The centers are currently mainly located in urban areas of the state, including three in the St. Louis area: SSM Behavioral Health Urgent Care in Bridgeton, Dunnica Sobering Support Center in St. Louis and Compass Health Network Crisis Access Point in Wentzville.
The 24/7 centers provide a place where law enforcement can take individuals in crisis, or where individuals needing immediate resources can seek care.
Such centers provide needed alternatives to in-patient care, Andrews said: “Missouri has plenty of hospital beds, we are just filling them up with people who shouldn’t be in the hospital. … That makes it hard for people who really need to be.”
While crisis services have gotten a jolt in funding and improvements with the launch of 988, Andrews said it’s a “tiny, tiny drop in the bucket” of what is needed to shore up the entire behavioral health and substance abuse system, especially for those needing medication prescribed.
“That’s why the crisis line is so important, because 24/7 you are going to get somebody,” Andrews said. “No matter what else is going on, at least we’ve reinforced the crisis system.”
The Biden Administration has allocated nearly $500 million to get 988 up and running, but how the crisis line will be funded going forward remains in question. Less than half of states have enacted legislation to either add a fee to phone bills or appropriate funds to cover costs.
Muckler said the Missouri House Interim Committee on Veterans Mental Health and Suicide recently recommended at least $27 million in state funding for the operation of the crisis line and mobile crisis response teams.
“We hope to have details for the potential funding of 988 in the near future,” she said.
Meanwhile, with new hires in place, the state mental health officials are preparing to soon launch a marketing campaign to get the word out about 988. Officials hope to push the local answer rate to over 95%.
“We know we will see an increase in calls with the campaign and an increase in diversity and types of people calling,” Andrews said.
As the 988 number becomes more ubiquitous, Andrews said, reaching out for help will become normalized.
That may help one group that providers have long struggled to reach: white men, who make up nearly 70% of suicides.
Wilson encouraged those who aren’t sure their situation warrants a call to 988 to still make the call.

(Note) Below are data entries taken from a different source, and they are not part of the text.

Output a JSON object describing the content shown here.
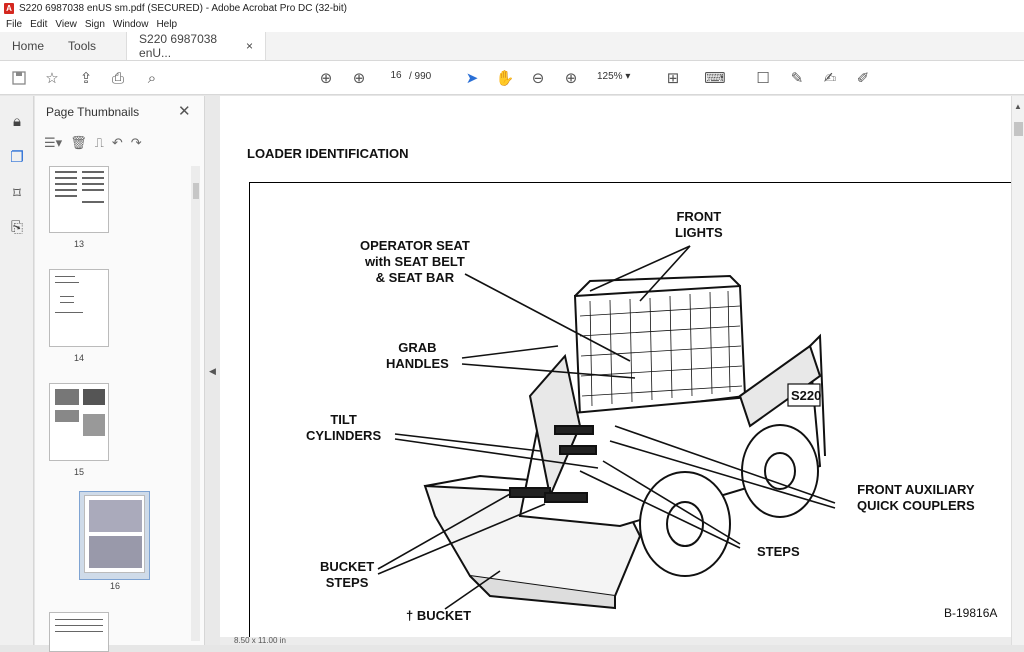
{
  "window": {
    "title": "S220 6987038 enUS sm.pdf (SECURED) - Adobe Acrobat Pro DC (32-bit)"
  },
  "menu": [
    "File",
    "Edit",
    "View",
    "Sign",
    "Window",
    "Help"
  ],
  "tabs": {
    "home": "Home",
    "tools": "Tools",
    "doc": "S220 6987038 enU...",
    "close": "×"
  },
  "toolbar": {
    "page_current": "16",
    "page_total": "/ 990",
    "zoom": "125%  ▾"
  },
  "thumbnails": {
    "title": "Page Thumbnails",
    "close": "✕",
    "pages": [
      "13",
      "14",
      "15",
      "16"
    ]
  },
  "document": {
    "heading": "LOADER IDENTIFICATION",
    "labels": {
      "front_lights": "FRONT\nLIGHTS",
      "operator_seat": "OPERATOR SEAT\nwith SEAT BELT\n& SEAT BAR",
      "grab_handles": "GRAB\nHANDLES",
      "tilt_cylinders": "TILT\nCYLINDERS",
      "front_aux": "FRONT AUXILIARY\nQUICK COUPLERS",
      "steps": "STEPS",
      "bucket_steps": "BUCKET\nSTEPS",
      "bucket": "† BUCKET",
      "figure_code": "B-19816A",
      "model_badge": "S220"
    }
  },
  "statusbar": {
    "size": "8.50 x 11.00 in"
  }
}
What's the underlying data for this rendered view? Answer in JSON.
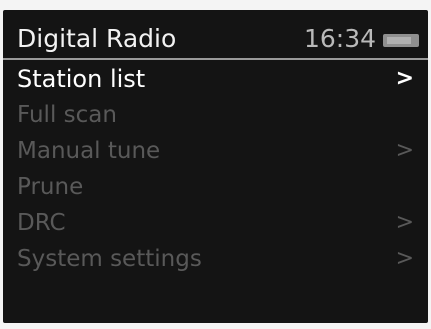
{
  "header": {
    "title": "Digital Radio",
    "time": "16:34",
    "battery_icon": "battery-icon"
  },
  "menu": {
    "items": [
      {
        "label": "Station list",
        "arrow": ">",
        "selected": true
      },
      {
        "label": "Full scan",
        "arrow": ""
      },
      {
        "label": "Manual tune",
        "arrow": ">"
      },
      {
        "label": "Prune",
        "arrow": ""
      },
      {
        "label": "DRC",
        "arrow": ">"
      },
      {
        "label": "System settings",
        "arrow": ">"
      }
    ]
  },
  "colors": {
    "screen_background": "#141414",
    "selected_text": "#ffffff",
    "dimmed_text": "#595959",
    "header_divider": "#9a9a9a"
  }
}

“I think the biggest message I’d put out there is, if you have any questions, just call,” he said. “You are not bothering people. They are waiting for your call. They want to talk to you, and they want to help you find a solution. So make the call.”